## ACTIVITY
Read through the listing below, and copy every line where the string "taxifare" appears.

○ ○ ○ ○

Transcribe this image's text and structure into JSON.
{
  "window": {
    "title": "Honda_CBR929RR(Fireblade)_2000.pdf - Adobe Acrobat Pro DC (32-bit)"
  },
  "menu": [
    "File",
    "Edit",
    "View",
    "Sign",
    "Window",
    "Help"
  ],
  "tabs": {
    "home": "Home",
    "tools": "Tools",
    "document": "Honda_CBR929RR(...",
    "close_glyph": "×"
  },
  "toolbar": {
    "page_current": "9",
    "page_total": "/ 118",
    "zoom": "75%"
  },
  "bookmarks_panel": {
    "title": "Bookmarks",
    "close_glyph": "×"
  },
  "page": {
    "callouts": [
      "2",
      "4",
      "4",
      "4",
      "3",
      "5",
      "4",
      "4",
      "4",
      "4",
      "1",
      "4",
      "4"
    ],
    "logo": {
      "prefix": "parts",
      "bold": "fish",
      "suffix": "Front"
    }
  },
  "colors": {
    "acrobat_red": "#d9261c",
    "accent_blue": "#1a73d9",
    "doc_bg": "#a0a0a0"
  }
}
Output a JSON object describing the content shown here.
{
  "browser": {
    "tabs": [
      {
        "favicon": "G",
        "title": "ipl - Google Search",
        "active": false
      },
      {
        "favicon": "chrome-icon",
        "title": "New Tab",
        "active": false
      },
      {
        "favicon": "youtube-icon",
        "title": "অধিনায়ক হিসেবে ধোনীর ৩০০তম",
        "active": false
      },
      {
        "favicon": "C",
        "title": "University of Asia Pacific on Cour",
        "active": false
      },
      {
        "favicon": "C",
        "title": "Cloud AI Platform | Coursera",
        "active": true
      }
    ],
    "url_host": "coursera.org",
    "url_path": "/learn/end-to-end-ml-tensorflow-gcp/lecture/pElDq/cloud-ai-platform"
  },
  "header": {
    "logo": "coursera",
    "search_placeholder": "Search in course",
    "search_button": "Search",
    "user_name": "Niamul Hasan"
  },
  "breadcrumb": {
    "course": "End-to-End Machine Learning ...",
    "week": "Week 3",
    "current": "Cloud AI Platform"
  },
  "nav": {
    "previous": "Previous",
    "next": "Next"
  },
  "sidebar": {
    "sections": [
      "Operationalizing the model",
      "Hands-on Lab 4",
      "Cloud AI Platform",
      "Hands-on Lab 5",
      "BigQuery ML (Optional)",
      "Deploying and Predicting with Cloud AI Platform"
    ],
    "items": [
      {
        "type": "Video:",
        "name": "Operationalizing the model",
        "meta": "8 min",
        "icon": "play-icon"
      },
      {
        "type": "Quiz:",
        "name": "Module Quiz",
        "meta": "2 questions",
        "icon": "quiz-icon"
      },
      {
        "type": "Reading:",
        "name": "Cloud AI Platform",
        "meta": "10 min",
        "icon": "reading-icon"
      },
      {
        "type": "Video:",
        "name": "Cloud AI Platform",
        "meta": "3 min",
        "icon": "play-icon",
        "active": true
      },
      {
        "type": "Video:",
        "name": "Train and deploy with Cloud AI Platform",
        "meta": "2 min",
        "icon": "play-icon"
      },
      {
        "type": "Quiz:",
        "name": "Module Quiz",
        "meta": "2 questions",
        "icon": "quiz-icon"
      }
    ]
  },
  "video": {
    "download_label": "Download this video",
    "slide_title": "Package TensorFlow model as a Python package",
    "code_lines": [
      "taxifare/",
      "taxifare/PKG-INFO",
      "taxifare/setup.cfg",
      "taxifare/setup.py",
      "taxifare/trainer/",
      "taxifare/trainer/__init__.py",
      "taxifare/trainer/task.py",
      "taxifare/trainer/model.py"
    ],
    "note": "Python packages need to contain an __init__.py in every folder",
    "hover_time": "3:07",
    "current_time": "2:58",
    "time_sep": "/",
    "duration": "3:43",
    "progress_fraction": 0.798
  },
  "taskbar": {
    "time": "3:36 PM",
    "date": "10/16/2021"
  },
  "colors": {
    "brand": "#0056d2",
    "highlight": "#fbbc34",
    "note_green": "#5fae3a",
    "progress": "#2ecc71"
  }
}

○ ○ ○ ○

## ANSWER SECTION
      "taxifare/",
      "taxifare/PKG-INFO",
      "taxifare/setup.cfg",
      "taxifare/setup.py",
      "taxifare/trainer/",
      "taxifare/trainer/__init__.py",
      "taxifare/trainer/task.py",
      "taxifare/trainer/model.py"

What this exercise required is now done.